- I picked this one out because one of the boy’s cousins was going to be in the play this year, and I thought it would be fun to read the book and then go see the play together. Well, Covid cancelled those plans. But the boys, and especially Porter, found this one absolutely delightful. So many giggles over the Trunchbull and Matilda’s parents, so much delight over Matilda’s powers. Even though we didn’t get to see the play, we did watch the movie, and they loved watching the characters come to life. Roald Dahl books are always a hit over here.
- “The Wizard of Oz” by L. Frank Baum
- I had never read this before and had no idea what to expect, but was pleasantly surprised at how much the kids loved this one. They were delighted by the characters and the quest they went on. Especially Wyatt. He would bring up the story randomly throughout the day so I know he was thinking about it. We watched the movie when we finished, and then discussed the differences. Porter said he liked the movie better because “the characters were exactly how I imagined them!”, but Wyatt said he preferred the book because there were details in the book that weren’t in the movie.
- “The Lion, the Witch, and the Wardrobe” by CS Lewis
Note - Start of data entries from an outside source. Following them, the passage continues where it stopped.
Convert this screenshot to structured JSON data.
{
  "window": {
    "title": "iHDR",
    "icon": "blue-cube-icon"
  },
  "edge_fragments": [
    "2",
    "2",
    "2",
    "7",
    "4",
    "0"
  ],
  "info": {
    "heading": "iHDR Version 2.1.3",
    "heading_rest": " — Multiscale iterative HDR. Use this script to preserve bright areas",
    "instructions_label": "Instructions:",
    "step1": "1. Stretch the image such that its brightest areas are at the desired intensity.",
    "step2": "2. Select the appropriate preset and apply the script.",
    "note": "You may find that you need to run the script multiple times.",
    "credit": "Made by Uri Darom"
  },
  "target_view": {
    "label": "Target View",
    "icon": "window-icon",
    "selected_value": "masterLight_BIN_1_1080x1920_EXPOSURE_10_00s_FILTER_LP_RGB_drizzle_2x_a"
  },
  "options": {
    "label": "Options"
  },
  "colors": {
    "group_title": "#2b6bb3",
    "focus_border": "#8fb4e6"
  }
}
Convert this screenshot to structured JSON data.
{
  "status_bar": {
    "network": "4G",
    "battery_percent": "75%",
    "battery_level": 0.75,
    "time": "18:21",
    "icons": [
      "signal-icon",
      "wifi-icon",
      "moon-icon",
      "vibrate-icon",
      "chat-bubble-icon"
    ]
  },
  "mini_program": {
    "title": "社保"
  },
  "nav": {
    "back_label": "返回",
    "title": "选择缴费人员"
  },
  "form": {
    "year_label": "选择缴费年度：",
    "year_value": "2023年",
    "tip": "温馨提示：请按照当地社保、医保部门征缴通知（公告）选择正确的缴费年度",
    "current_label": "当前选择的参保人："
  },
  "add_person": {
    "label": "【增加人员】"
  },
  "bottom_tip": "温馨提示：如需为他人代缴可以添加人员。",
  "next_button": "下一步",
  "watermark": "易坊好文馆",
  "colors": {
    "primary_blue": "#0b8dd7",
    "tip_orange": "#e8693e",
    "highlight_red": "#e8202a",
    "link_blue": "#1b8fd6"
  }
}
- I’ve been waiting for the right time to introduce my kids to Narnia, and happily that time was this year. Of course we all loved this classic. But what made it even better (and was totally unplanned) is that we were reading this book right before Easter. We read about Aslan’s sacrifice on Good Friday, right after we read and Christ’s crucifixion. It was so powerful. I may have… sobbed. I think we might read this one every year, but next year I’m playing an audiobook instead!
- The Growly books, by Erin and Philip Ulrich
- I picked these books out of a list from Read Aloud Revival, but I’ve never heard anyone else talk about them and its such a shame because these have probably been one of the best read alouds we’ve done to date. The story is adventurous enough to keep the kids asking for just one more chapter, but gentle enough that you won’t have to worry about sensitive kids. The characters are memorable and lovable, and the places- the Precipice, the Wave Crasher, Aventhistle perfectly capture little imaginations. From the website: “For centuries the bears of Haven have lived quiet lives, high in the mountains at the edge of the great Precipice. That all changes for a young cub named Growly when he receives a mysterious message. With just his backpack and glider, Growly sets out on a desperate journey to find his grandfather’s long lost friend … and to find a way back home.” I seriously cannot recommend these books highly enough.
And now, I’d love to know: what were some of your favourite reads of the year?